»»

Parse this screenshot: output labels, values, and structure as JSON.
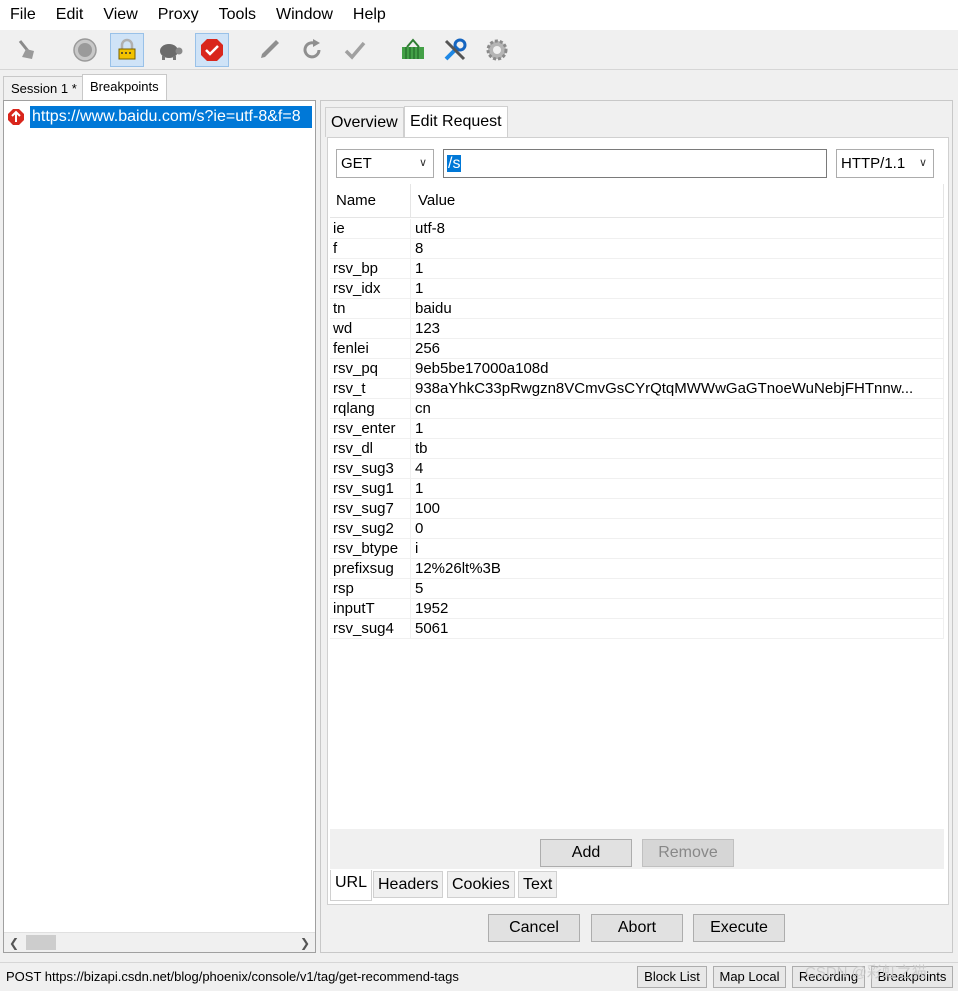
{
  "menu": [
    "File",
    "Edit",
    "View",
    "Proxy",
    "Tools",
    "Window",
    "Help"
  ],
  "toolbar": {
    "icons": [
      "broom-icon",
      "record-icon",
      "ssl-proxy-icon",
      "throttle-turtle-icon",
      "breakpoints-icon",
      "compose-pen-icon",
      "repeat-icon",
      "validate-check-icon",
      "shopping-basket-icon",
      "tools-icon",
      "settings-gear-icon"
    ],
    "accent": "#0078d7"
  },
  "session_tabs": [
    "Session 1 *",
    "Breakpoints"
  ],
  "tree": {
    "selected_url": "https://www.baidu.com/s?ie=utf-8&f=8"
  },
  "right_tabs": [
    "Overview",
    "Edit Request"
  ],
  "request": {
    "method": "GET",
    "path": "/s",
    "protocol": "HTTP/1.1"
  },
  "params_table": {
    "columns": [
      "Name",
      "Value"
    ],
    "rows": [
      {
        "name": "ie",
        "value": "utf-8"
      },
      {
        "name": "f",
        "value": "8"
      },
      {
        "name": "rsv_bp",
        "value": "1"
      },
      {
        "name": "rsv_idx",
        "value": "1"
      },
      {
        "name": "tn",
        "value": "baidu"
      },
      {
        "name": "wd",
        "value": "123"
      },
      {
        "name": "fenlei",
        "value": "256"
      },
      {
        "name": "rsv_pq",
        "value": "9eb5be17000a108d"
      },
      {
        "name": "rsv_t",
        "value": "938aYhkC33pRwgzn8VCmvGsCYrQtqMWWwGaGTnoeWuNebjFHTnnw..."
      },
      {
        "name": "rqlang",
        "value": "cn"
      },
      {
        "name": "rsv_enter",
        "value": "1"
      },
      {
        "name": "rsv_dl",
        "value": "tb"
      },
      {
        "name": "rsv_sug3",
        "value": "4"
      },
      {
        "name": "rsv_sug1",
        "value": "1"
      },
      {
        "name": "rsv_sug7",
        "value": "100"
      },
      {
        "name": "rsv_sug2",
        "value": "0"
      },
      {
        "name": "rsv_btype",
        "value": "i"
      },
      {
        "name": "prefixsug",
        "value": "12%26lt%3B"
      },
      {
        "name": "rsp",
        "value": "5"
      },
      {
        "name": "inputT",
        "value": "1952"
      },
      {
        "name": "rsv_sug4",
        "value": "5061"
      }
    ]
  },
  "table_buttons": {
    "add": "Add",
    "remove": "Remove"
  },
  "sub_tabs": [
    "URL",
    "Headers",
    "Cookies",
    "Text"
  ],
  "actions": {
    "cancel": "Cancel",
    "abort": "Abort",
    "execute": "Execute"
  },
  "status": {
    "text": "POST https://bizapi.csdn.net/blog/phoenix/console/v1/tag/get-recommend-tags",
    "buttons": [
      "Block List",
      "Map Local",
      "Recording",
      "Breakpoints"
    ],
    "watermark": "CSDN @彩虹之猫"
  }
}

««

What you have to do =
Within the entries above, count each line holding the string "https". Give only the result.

Worked solution =
2